Problem details -> Please repeat each entry. Match every word exactly.

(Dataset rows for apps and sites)
- - -

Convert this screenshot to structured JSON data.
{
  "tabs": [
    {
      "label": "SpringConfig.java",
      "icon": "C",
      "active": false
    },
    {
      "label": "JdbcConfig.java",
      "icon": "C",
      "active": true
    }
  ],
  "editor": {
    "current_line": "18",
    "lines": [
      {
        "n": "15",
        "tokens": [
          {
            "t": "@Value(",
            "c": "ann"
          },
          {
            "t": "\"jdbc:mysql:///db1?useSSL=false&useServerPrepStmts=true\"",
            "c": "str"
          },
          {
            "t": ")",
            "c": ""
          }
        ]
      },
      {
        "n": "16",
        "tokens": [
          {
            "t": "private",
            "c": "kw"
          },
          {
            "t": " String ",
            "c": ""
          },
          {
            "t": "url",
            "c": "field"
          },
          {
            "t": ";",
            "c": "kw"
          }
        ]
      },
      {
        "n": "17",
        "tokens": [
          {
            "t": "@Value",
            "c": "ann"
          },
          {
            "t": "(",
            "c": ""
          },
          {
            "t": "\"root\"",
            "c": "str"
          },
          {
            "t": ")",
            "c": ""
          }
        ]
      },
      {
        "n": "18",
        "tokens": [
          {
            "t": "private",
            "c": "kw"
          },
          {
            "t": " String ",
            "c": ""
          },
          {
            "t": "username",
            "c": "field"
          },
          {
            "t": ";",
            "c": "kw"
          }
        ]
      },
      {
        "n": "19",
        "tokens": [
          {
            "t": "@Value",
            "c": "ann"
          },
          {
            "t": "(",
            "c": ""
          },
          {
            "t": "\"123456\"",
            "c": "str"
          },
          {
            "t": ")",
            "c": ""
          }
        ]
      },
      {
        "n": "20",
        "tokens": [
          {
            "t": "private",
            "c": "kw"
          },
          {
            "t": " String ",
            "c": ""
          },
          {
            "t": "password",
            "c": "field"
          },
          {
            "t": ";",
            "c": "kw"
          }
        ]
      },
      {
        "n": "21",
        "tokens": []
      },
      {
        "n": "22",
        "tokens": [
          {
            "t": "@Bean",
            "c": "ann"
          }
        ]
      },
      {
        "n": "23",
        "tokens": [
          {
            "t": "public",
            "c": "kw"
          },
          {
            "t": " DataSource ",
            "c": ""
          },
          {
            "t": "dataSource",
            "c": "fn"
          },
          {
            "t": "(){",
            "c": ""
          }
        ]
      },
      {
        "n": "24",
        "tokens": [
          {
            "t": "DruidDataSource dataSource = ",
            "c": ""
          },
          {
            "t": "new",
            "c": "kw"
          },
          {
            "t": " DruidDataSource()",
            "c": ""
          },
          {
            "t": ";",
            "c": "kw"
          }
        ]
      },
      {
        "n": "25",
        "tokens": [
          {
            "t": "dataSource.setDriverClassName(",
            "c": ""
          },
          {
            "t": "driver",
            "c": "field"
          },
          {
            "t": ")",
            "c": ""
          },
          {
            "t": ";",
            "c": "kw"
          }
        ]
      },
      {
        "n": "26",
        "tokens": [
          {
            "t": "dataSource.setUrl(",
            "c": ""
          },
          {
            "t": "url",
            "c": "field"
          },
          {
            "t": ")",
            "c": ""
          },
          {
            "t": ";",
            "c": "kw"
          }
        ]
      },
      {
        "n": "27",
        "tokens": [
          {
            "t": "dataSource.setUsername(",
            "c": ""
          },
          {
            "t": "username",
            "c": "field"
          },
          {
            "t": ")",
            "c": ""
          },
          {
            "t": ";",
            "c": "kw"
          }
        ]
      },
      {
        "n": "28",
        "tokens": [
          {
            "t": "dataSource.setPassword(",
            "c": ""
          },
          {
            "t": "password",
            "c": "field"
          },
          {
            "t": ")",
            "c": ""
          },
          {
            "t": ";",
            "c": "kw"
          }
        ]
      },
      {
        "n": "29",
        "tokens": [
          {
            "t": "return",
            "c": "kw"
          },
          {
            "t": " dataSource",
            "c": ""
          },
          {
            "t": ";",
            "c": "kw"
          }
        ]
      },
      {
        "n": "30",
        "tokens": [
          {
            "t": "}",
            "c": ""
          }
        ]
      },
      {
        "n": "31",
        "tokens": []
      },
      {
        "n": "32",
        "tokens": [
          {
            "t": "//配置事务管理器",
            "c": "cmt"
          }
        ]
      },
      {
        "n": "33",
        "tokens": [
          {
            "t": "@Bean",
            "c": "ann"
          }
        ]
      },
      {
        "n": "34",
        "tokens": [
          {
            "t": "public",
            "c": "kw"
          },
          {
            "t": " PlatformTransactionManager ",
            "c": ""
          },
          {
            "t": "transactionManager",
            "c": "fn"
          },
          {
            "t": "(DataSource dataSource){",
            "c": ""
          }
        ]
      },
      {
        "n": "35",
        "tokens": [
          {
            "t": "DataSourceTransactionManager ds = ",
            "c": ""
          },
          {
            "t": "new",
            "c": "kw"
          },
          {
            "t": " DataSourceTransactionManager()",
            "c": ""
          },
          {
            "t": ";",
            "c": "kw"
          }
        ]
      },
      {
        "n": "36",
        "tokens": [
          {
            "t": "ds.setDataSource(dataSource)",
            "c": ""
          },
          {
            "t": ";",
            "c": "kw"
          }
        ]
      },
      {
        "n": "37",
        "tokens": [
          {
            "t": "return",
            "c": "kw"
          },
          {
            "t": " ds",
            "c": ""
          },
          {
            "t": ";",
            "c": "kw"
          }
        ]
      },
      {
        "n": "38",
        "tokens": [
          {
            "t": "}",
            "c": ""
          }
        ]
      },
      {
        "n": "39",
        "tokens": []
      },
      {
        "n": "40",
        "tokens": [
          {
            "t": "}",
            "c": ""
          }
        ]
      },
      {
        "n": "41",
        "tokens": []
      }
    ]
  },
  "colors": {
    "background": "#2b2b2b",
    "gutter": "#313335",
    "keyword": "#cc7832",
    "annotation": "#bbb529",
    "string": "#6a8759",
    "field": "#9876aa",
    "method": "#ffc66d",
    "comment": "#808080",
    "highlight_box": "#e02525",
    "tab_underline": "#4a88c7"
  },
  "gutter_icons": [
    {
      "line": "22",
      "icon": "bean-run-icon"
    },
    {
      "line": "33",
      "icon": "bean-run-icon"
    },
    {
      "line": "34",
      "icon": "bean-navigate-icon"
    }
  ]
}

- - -

Result below ->
Convert this screenshot to structured JSON data.
{
  "tabs": [
    {
      "label": "SpringConfig.java",
      "icon": "C",
      "active": false
    },
    {
      "label": "JdbcConfig.java",
      "icon": "C",
      "active": true
    }
  ],
  "editor": {
    "current_line": "18",
    "lines": [
      {
        "n": "15",
        "tokens": [
          {
            "t": "@Value(",
            "c": "ann"
          },
          {
            "t": "\"jdbc:mysql:///db1?useSSL=false&useServerPrepStmts=true\"",
            "c": "str"
          },
          {
            "t": ")",
            "c": ""
          }
        ]
      },
      {
        "n": "16",
        "tokens": [
          {
            "t": "private",
            "c": "kw"
          },
          {
            "t": " String ",
            "c": ""
          },
          {
            "t": "url",
            "c": "field"
          },
          {
            "t": ";",
            "c": "kw"
          }
        ]
      },
      {
        "n": "17",
        "tokens": [
          {
            "t": "@Value",
            "c": "ann"
          },
          {
            "t": "(",
            "c": ""
          },
          {
            "t": "\"root\"",
            "c": "str"
          },
          {
            "t": ")",
            "c": ""
          }
        ]
      },
      {
        "n": "18",
        "tokens": [
          {
            "t": "private",
            "c": "kw"
          },
          {
            "t": " String ",
            "c": ""
          },
          {
            "t": "username",
            "c": "field"
          },
          {
            "t": ";",
            "c": "kw"
          }
        ]
      },
      {
        "n": "19",
        "tokens": [
          {
            "t": "@Value",
            "c": "ann"
          },
          {
            "t": "(",
            "c": ""
          },
          {
            "t": "\"123456\"",
            "c": "str"
          },
          {
            "t": ")",
            "c": ""
          }
        ]
      },
      {
        "n": "20",
        "tokens": [
          {
            "t": "private",
            "c": "kw"
          },
          {
            "t": " String ",
            "c": ""
          },
          {
            "t": "password",
            "c": "field"
          },
          {
            "t": ";",
            "c": "kw"
          }
        ]
      },
      {
        "n": "21",
        "tokens": []
      },
      {
        "n": "22",
        "tokens": [
          {
            "t": "@Bean",
            "c": "ann"
          }
        ]
      },
      {
        "n": "23",
        "tokens": [
          {
            "t": "public",
            "c": "kw"
          },
          {
            "t": " DataSource ",
            "c": ""
          },
          {
            "t": "dataSource",
            "c": "fn"
          },
          {
            "t": "(){",
            "c": ""
          }
        ]
      },
      {
        "n": "24",
        "tokens": [
          {
            "t": "DruidDataSource dataSource = ",
            "c": ""
          },
          {
            "t": "new",
            "c": "kw"
          },
          {
            "t": " DruidDataSource()",
            "c": ""
          },
          {
            "t": ";",
            "c": "kw"
          }
        ]
      },
      {
        "n": "25",
        "tokens": [
          {
            "t": "dataSource.setDriverClassName(",
            "c": ""
          },
          {
            "t": "driver",
            "c": "field"
          },
          {
            "t": ")",
            "c": ""
          },
          {
            "t": ";",
            "c": "kw"
          }
        ]
      },
      {
        "n": "26",
        "tokens": [
          {
            "t": "dataSource.setUrl(",
            "c": ""
          },
          {
            "t": "url",
            "c": "field"
          },
          {
            "t": ")",
            "c": ""
          },
          {
            "t": ";",
            "c": "kw"
          }
        ]
      },
      {
        "n": "27",
        "tokens": [
          {
            "t": "dataSource.setUsername(",
            "c": ""
          },
          {
            "t": "username",
            "c": "field"
          },
          {
            "t": ")",
            "c": ""
          },
          {
            "t": ";",
            "c": "kw"
          }
        ]
      },
      {
        "n": "28",
        "tokens": [
          {
            "t": "dataSource.setPassword(",
            "c": ""
          },
          {
            "t": "password",
            "c": "field"
          },
          {
            "t": ")",
            "c": ""
          },
          {
            "t": ";",
            "c": "kw"
          }
        ]
      },
      {
        "n": "29",
        "tokens": [
          {
            "t": "return",
            "c": "kw"
          },
          {
            "t": " dataSource",
            "c": ""
          },
          {
            "t": ";",
            "c": "kw"
          }
        ]
      },
      {
        "n": "30",
        "tokens": [
          {
            "t": "}",
            "c": ""
          }
        ]
      },
      {
        "n": "31",
        "tokens": []
      },
      {
        "n": "32",
        "tokens": [
          {
            "t": "//配置事务管理器",
            "c": "cmt"
          }
        ]
      },
      {
        "n": "33",
        "tokens": [
          {
            "t": "@Bean",
            "c": "ann"
          }
        ]
      },
      {
        "n": "34",
        "tokens": [
          {
            "t": "public",
            "c": "kw"
          },
          {
            "t": " PlatformTransactionManager ",
            "c": ""
          },
          {
            "t": "transactionManager",
            "c": "fn"
          },
          {
            "t": "(DataSource dataSource){",
            "c": ""
          }
        ]
      },
      {
        "n": "35",
        "tokens": [
          {
            "t": "DataSourceTransactionManager ds = ",
            "c": ""
          },
          {
            "t": "new",
            "c": "kw"
          },
          {
            "t": " DataSourceTransactionManager()",
            "c": ""
          },
          {
            "t": ";",
            "c": "kw"
          }
        ]
      },
      {
        "n": "36",
        "tokens": [
          {
            "t": "ds.setDataSource(dataSource)",
            "c": ""
          },
          {
            "t": ";",
            "c": "kw"
          }
        ]
      },
      {
        "n": "37",
        "tokens": [
          {
            "t": "return",
            "c": "kw"
          },
          {
            "t": " ds",
            "c": ""
          },
          {
            "t": ";",
            "c": "kw"
          }
        ]
      },
      {
        "n": "38",
        "tokens": [
          {
            "t": "}",
            "c": ""
          }
        ]
      },
      {
        "n": "39",
        "tokens": []
      },
      {
        "n": "40",
        "tokens": [
          {
            "t": "}",
            "c": ""
          }
        ]
      },
      {
        "n": "41",
        "tokens": []
      }
    ]
  },
  "colors": {
    "background": "#2b2b2b",
    "gutter": "#313335",
    "keyword": "#cc7832",
    "annotation": "#bbb529",
    "string": "#6a8759",
    "field": "#9876aa",
    "method": "#ffc66d",
    "comment": "#808080",
    "highlight_box": "#e02525",
    "tab_underline": "#4a88c7"
  },
  "gutter_icons": [
    {
      "line": "22",
      "icon": "bean-run-icon"
    },
    {
      "line": "33",
      "icon": "bean-run-icon"
    },
    {
      "line": "34",
      "icon": "bean-navigate-icon"
    }
  ]
}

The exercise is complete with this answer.